Since my daughter began her schooling some seven years ago, I have repeatedly faced this dilemma when she came home with a project. I had begun to dread them. The projects barely ever seemed appropriate for her age group and year group, and it seemed almost expected that the parent(s) would not just help, but actually complete, the project for their children.
Getting back to the desert diorama.
Once I found out what the word meant, I went to see the teacher to learn that the children were not expected to really do the project all by themselves. Even though apprehensive, I went along, took my daughter to buy all the materials, collect sand, sat her down next to me while I went about making the diorama, occasionally asking her to place a model here, a model there, pouring in the sand, placing the cotton clouds. Finally, the diorama was complete.
This wasn’t the worst part of the experience.
The next day, we were invited to a “Show and Tell” where the children presented “their” dioramas, proudly, confidently! My hands began to sweat, light beads of perspiration formed across my eyebrows and my throat dried up because it was clear almost none of the children had made their dioramas. Yet, they were each coming to the front of the classroom with their models and presenting them to the class, beginning with a statement “My desert diorama”!

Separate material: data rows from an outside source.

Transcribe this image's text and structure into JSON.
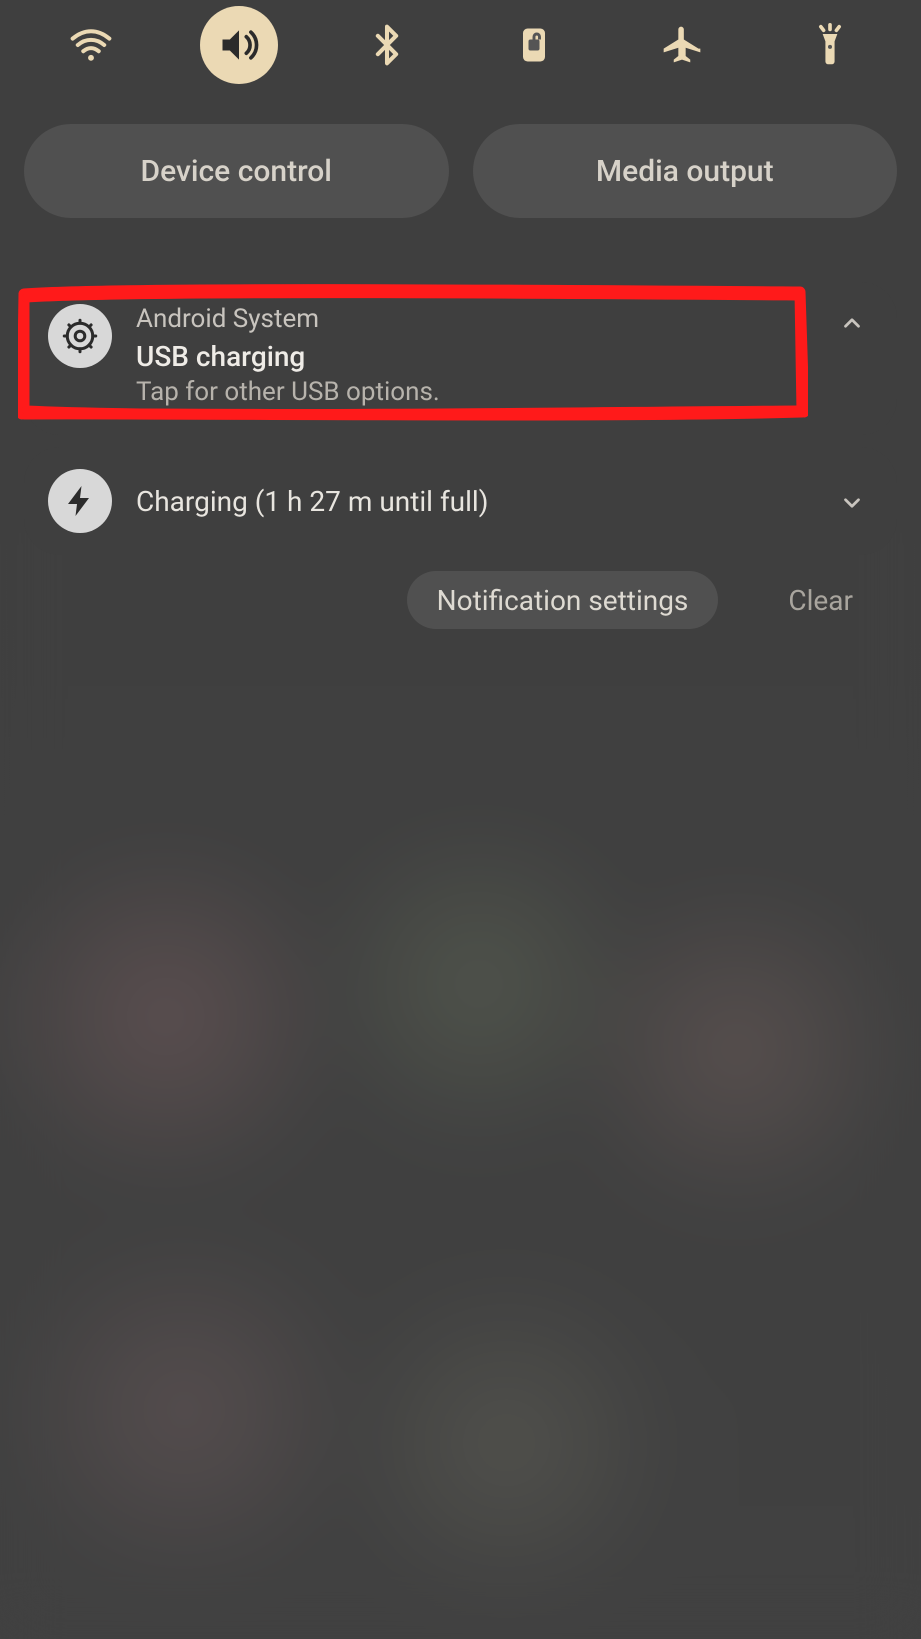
{
  "quick_settings": {
    "toggles": [
      {
        "name": "wifi",
        "active": false
      },
      {
        "name": "sound",
        "active": true
      },
      {
        "name": "bluetooth",
        "active": false
      },
      {
        "name": "rotation-lock",
        "active": false
      },
      {
        "name": "airplane-mode",
        "active": false
      },
      {
        "name": "flashlight",
        "active": false
      }
    ]
  },
  "pills": {
    "device_control": "Device control",
    "media_output": "Media output"
  },
  "notifications": [
    {
      "icon": "gear",
      "app": "Android System",
      "title": "USB charging",
      "subtitle": "Tap for other USB options.",
      "chevron": "up",
      "highlighted": true
    },
    {
      "icon": "bolt",
      "app": "",
      "title": "Charging (1 h 27 m until full)",
      "subtitle": "",
      "chevron": "down",
      "highlighted": false
    }
  ],
  "actions": {
    "settings": "Notification settings",
    "clear": "Clear"
  },
  "colors": {
    "accent": "#EBD9B4",
    "card": "#3f3f3f",
    "highlight": "#ff1a1a"
  }
}
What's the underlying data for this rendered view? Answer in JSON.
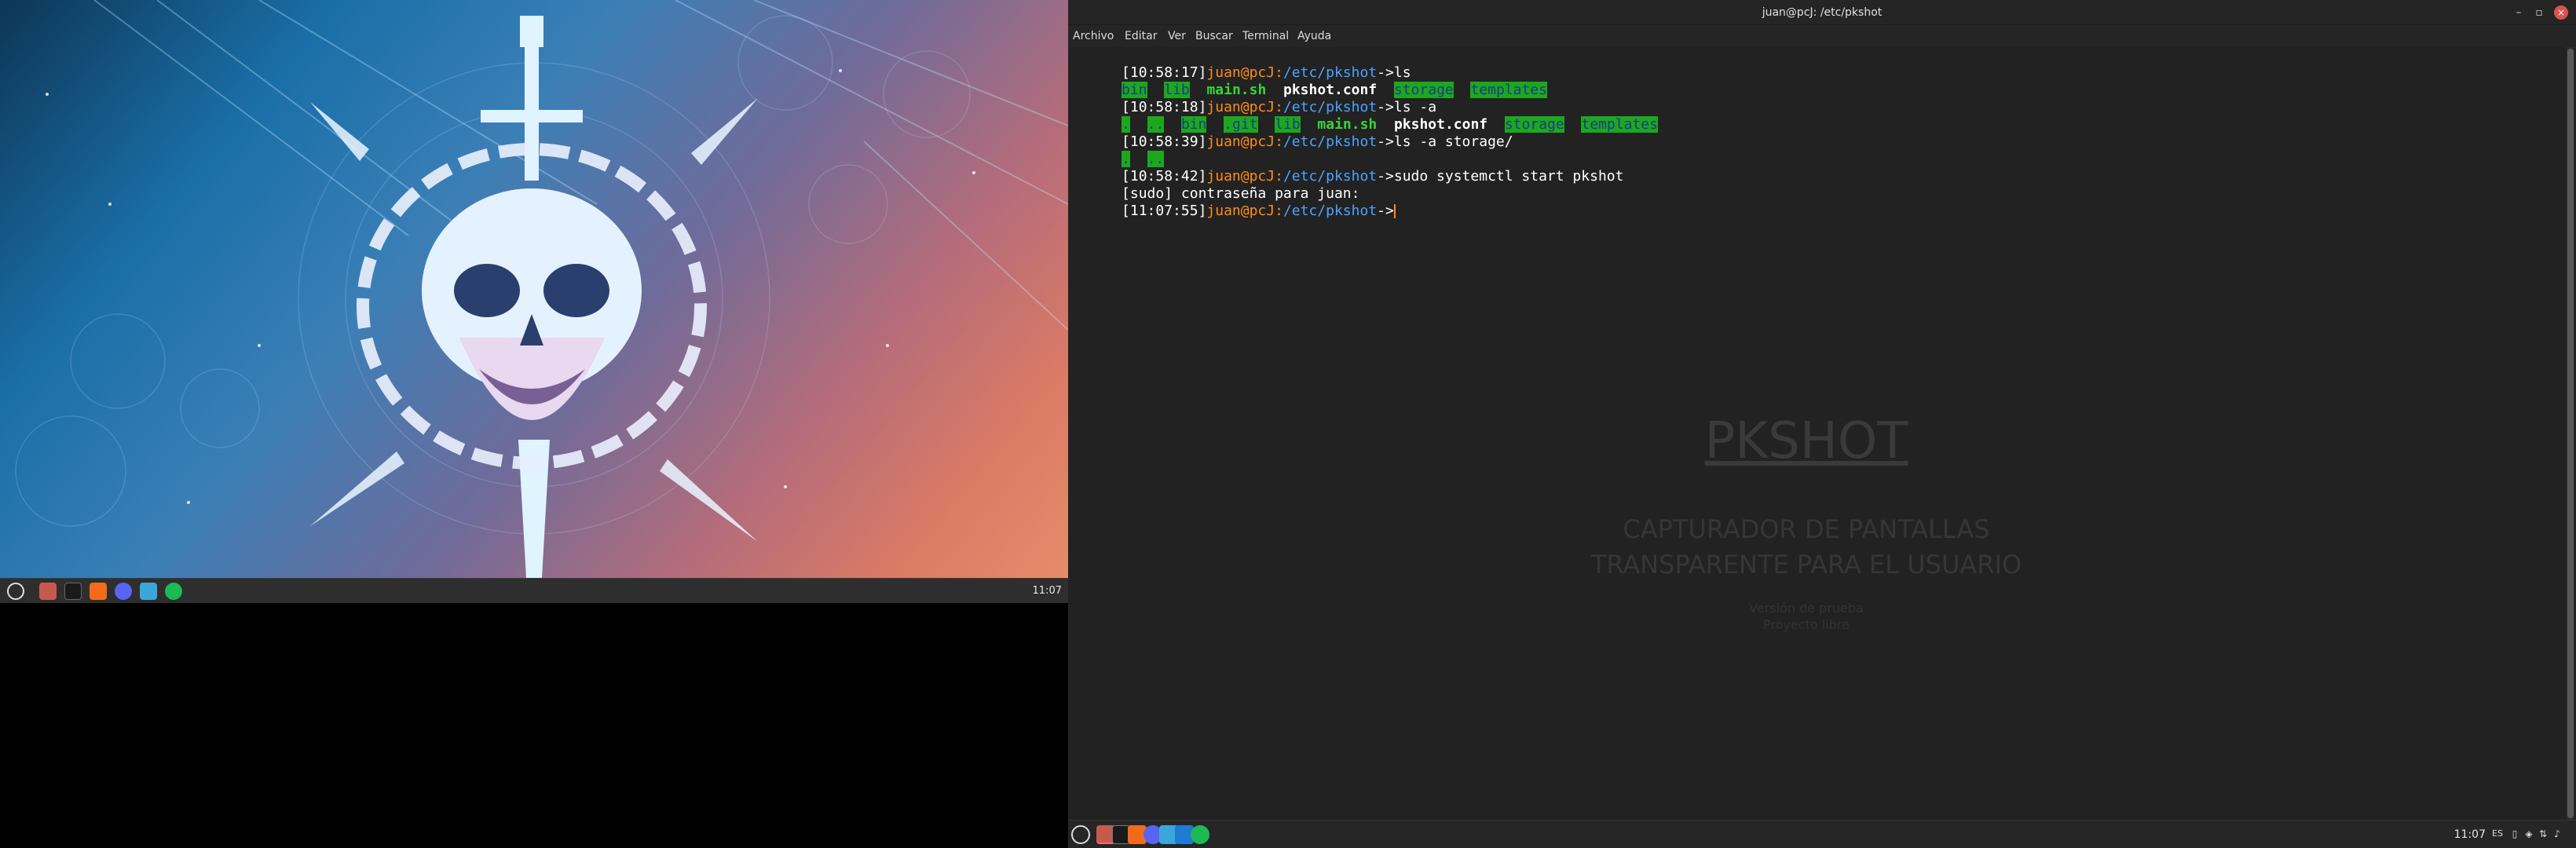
{
  "left": {
    "clock": "11:07",
    "taskbar_icons": [
      "mint-menu-icon",
      "files-icon",
      "terminal-icon",
      "brave-icon",
      "discord-icon",
      "photo-editor-icon",
      "spotify-icon"
    ]
  },
  "window": {
    "title": "juan@pcJ: /etc/pkshot",
    "minimize": "–",
    "maximize": "▫",
    "close": "×"
  },
  "menu": [
    "Archivo",
    "Editar",
    "Ver",
    "Buscar",
    "Terminal",
    "Ayuda"
  ],
  "terminal": {
    "lines": [
      {
        "ts": "[10:58:17]",
        "user": "juan@pcJ:",
        "path": "/etc/pkshot",
        "arrow": "->",
        "cmd": "ls"
      },
      {
        "out1": "bin",
        "out2": "lib",
        "out3": "main.sh",
        "out4": "pkshot.conf",
        "out5": "storage",
        "out6": "templates"
      },
      {
        "ts": "[10:58:18]",
        "user": "juan@pcJ:",
        "path": "/etc/pkshot",
        "arrow": "->",
        "cmd": "ls -a"
      },
      {
        "o1": ".",
        "o2": "..",
        "o3": "bin",
        "o4": ".git",
        "o5": "lib",
        "o6": "main.sh",
        "o7": "pkshot.conf",
        "o8": "storage",
        "o9": "templates"
      },
      {
        "ts": "[10:58:39]",
        "user": "juan@pcJ:",
        "path": "/etc/pkshot",
        "arrow": "->",
        "cmd": "ls -a storage/"
      },
      {
        "o1": ".",
        "o2": ".."
      },
      {
        "ts": "[10:58:42]",
        "user": "juan@pcJ:",
        "path": "/etc/pkshot",
        "arrow": "->",
        "cmd": "sudo systemctl start pkshot"
      },
      {
        "text": "[sudo] contraseña para juan:"
      },
      {
        "ts": "[11:07:55]",
        "user": "juan@pcJ:",
        "path": "/etc/pkshot",
        "arrow": "->",
        "cmd": ""
      }
    ]
  },
  "ghost": {
    "title": "PKSHOT",
    "sub1": "CAPTURADOR DE PANTALLAS",
    "sub2": "TRANSPARENTE PARA EL USUARIO",
    "small1": "Versión de prueba",
    "small2": "Proyecto libre"
  },
  "right_panel": {
    "clock": "11:07",
    "layout": "ES",
    "apps": [
      "mint-menu-icon",
      "files-icon",
      "terminal-icon",
      "brave-icon",
      "discord-icon",
      "photo-editor-icon",
      "vscode-icon",
      "spotify-icon"
    ]
  },
  "colors": {
    "prompt_user": "#ff8c1a",
    "prompt_path": "#4aa3ff",
    "dir_highlight": "#1ca81c",
    "terminal_bg": "#232323"
  }
}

Why did I suffer such anxiety over what might seem like a regular practice in most schools globally? Well, it’s quite simple. At that moment, I was shocked, horrified and frozen in my seat because we just told the students they could take credit for someone else’s work. We told the students it is acceptable to have someone else do their work and present it as their own. It was OK to… contract cheat!

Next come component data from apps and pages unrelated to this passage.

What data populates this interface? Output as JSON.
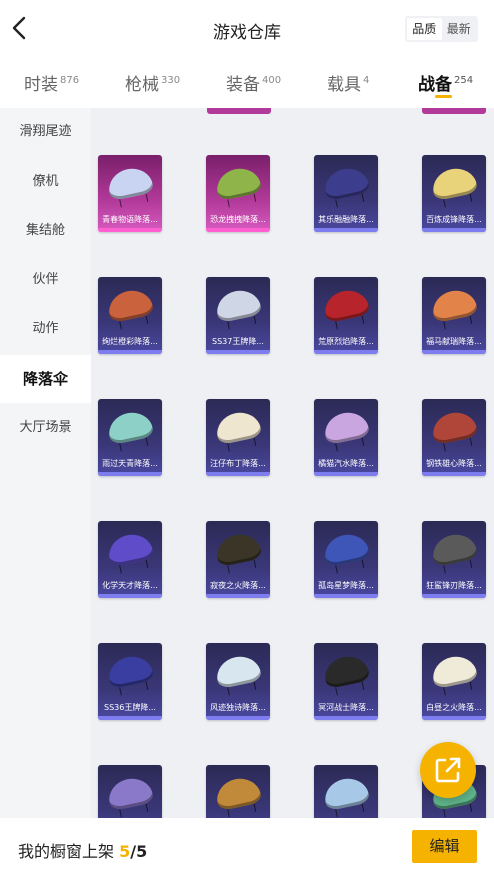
{
  "header": {
    "title": "游戏仓库",
    "back_icon": "chevron-left-icon",
    "sort_options": [
      "品质",
      "最新"
    ],
    "sort_selected": "品质"
  },
  "tabs": [
    {
      "label": "时装",
      "count": "876"
    },
    {
      "label": "枪械",
      "count": "330"
    },
    {
      "label": "装备",
      "count": "400"
    },
    {
      "label": "载具",
      "count": "4"
    },
    {
      "label": "战备",
      "count": "254",
      "active": true
    }
  ],
  "sidebar": {
    "items": [
      "滑翔尾迹",
      "僚机",
      "集结舱",
      "伙伴",
      "动作",
      "降落伞",
      "大厅场景"
    ],
    "active": "降落伞"
  },
  "grid": {
    "items": [
      {
        "label": "青春物语降落...",
        "rarity": "pink",
        "color": "#c9d4f2"
      },
      {
        "label": "恐龙拽拽降落...",
        "rarity": "pink",
        "color": "#8fb44a"
      },
      {
        "label": "其乐融融降落...",
        "rarity": "blue",
        "color": "#3c3d8c"
      },
      {
        "label": "百炼成锋降落...",
        "rarity": "blue",
        "color": "#e8d27a"
      },
      {
        "label": "绚烂橙彩降落...",
        "rarity": "blue",
        "color": "#c9623d"
      },
      {
        "label": "SS37王牌降...",
        "rarity": "blue",
        "color": "#cfd6e6"
      },
      {
        "label": "荒原烈焰降落...",
        "rarity": "blue",
        "color": "#b8242c"
      },
      {
        "label": "福马献瑞降落...",
        "rarity": "blue",
        "color": "#e2834a"
      },
      {
        "label": "雨过天青降落...",
        "rarity": "blue",
        "color": "#8cd0c8"
      },
      {
        "label": "汪仔布丁降落...",
        "rarity": "blue",
        "color": "#efe6cf"
      },
      {
        "label": "橘猫汽水降落...",
        "rarity": "blue",
        "color": "#c9a6e0"
      },
      {
        "label": "钢铁雄心降落...",
        "rarity": "blue",
        "color": "#b0453a"
      },
      {
        "label": "化学天才降落...",
        "rarity": "blue",
        "color": "#5e4cc8"
      },
      {
        "label": "寂夜之火降落...",
        "rarity": "blue",
        "color": "#3a3526"
      },
      {
        "label": "孤岛星梦降落...",
        "rarity": "blue",
        "color": "#3e56b8"
      },
      {
        "label": "狂鲨锋刃降落...",
        "rarity": "blue",
        "color": "#5a5a5a"
      },
      {
        "label": "SS36王牌降...",
        "rarity": "blue",
        "color": "#3a3ea0"
      },
      {
        "label": "风迹独诗降落...",
        "rarity": "blue",
        "color": "#d8e6f0"
      },
      {
        "label": "冥河战士降落...",
        "rarity": "blue",
        "color": "#2a2a2a"
      },
      {
        "label": "白昼之火降落...",
        "rarity": "blue",
        "color": "#f0ead8"
      },
      {
        "label": "",
        "rarity": "blue",
        "color": "#8a78c8"
      },
      {
        "label": "",
        "rarity": "blue",
        "color": "#c08a3a"
      },
      {
        "label": "",
        "rarity": "blue",
        "color": "#a8c8e8"
      },
      {
        "label": "",
        "rarity": "blue",
        "color": "#5fb48a"
      }
    ]
  },
  "share_button": {
    "icon": "share-icon"
  },
  "footer": {
    "label": "我的橱窗上架",
    "current": "5",
    "separator": "/",
    "total": "5",
    "edit_label": "编辑"
  },
  "colors": {
    "accent": "#f5b300",
    "card_blue": "#3a3778",
    "card_pink": "#b23a9a"
  }
}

My daughter’s school was a prominent one, following the UK National Curriculum, catering to “high-end parents” and having a high rating from governing bodies. But, it seems they were not the only ones regularly following this practice. A quick and casual word around town, among friends and colleagues and I found a regular pattern of projects expected to be completed by parents from schools with varying backgrounds in syllabi, parent community, and so on. Parents who were clearly aggrieved, working parents who felt added pressure to complete these projects for their children, and often felt competition to do them better, bigger, more impressive that others in the class.
What’s more, in the process of asking around, one of my assistants, Swathi Venugopal, and I stumbled upon a stationery store that had now converted part of its shop to making models and school projects for moms that came to them with reasonable payments “…as the moms didn’t have time to make them,” said the store keeper to whispered to us.

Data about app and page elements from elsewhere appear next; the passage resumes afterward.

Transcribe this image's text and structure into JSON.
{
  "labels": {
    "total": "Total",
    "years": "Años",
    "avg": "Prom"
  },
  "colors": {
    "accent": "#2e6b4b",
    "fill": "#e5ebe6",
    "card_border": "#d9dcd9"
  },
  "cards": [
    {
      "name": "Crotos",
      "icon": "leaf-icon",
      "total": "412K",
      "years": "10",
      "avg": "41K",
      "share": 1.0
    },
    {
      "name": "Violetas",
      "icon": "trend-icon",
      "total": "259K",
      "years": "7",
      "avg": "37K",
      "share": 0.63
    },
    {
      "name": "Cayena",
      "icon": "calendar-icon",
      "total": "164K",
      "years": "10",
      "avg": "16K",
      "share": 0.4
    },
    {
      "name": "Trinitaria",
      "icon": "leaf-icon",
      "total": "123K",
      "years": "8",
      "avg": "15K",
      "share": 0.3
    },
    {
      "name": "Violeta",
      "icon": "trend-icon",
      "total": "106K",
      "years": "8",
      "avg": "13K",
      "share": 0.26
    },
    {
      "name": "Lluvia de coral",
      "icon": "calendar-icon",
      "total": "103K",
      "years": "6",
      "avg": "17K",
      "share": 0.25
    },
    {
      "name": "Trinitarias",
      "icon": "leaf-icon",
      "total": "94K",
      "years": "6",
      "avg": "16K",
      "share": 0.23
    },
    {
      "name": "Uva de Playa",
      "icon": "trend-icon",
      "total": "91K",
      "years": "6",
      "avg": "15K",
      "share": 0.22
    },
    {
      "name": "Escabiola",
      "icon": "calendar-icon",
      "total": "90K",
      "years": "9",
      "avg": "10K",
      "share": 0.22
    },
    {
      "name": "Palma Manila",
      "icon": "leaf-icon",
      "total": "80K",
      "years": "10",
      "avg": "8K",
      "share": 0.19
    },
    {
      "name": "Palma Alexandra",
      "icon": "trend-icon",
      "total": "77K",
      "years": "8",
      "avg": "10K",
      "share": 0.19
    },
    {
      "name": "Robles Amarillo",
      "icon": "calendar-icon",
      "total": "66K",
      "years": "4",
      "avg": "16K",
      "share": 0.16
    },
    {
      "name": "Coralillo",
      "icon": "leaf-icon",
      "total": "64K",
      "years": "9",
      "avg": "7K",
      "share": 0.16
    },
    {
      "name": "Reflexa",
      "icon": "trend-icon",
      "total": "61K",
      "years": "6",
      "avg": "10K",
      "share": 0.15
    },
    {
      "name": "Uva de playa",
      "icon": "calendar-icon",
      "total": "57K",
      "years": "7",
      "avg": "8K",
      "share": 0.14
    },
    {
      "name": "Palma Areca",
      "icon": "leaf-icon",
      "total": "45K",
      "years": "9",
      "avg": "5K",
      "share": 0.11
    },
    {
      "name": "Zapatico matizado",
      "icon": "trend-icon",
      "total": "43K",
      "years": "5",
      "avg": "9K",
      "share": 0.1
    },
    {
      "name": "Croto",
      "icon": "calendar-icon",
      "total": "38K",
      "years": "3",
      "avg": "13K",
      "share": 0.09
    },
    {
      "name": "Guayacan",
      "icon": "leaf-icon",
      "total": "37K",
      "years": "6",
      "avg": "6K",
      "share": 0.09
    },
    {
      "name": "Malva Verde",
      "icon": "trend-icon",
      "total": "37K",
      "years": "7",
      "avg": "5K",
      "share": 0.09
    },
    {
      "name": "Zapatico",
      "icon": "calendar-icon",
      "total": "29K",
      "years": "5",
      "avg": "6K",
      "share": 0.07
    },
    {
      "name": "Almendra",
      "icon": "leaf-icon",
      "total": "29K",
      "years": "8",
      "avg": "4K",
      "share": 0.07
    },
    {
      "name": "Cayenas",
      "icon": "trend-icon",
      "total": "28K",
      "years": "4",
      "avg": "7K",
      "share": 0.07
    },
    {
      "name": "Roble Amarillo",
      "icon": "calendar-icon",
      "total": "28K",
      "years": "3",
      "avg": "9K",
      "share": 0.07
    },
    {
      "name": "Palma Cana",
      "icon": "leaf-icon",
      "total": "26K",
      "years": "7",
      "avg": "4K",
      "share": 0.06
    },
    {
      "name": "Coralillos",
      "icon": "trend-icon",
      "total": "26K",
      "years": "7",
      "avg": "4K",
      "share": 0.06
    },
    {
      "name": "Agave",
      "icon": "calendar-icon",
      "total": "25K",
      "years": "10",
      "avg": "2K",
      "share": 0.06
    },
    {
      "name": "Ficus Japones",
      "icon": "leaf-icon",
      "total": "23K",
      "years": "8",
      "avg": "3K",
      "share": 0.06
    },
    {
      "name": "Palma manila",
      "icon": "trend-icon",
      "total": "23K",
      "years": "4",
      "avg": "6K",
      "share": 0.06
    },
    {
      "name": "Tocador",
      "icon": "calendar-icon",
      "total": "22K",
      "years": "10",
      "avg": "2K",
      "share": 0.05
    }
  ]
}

The message we are sending our children from such a young age is not only scary, but dangerous because most of the teachers and parents don’t have a clue to the damage they are doing to the children’s values of integrity.
From then on, I began to groom my daughter to start by telling her class that she had help from her mom or dad or cousin or nanny whenever she did receive help in completing a project. As she moved to higher primary classes, I began to get her to write on her models and projects next to her name “with help from” – making it a visual message and announcement.
My daughter has been practicing this for a few years now. Sometimes it intrigues her classmates, sometimes we face backlash from her teachers. But I stand steadfast beside my daughter, ensuring nothing deters from the right message and nothing emotionally or educatively scars her.
Now my daughter tries to ensure she completes all her projects on her own “because mom I want to write only my name on the project.” She tries to get her classmates to follow the same practice, and has successfully cascaded this practice to her cousins.
But this is just the story of one mother and one child. Thousands of children across the world are receiving the dangerous and scary message daily. And that makes it crucial to get the message out there to as many schools, management, teachers and parents as possible, for could it possibly pave way for some insight into why students at higher education level feel it is OK to contract cheat, students who otherwise might score high on upholding ethical values index.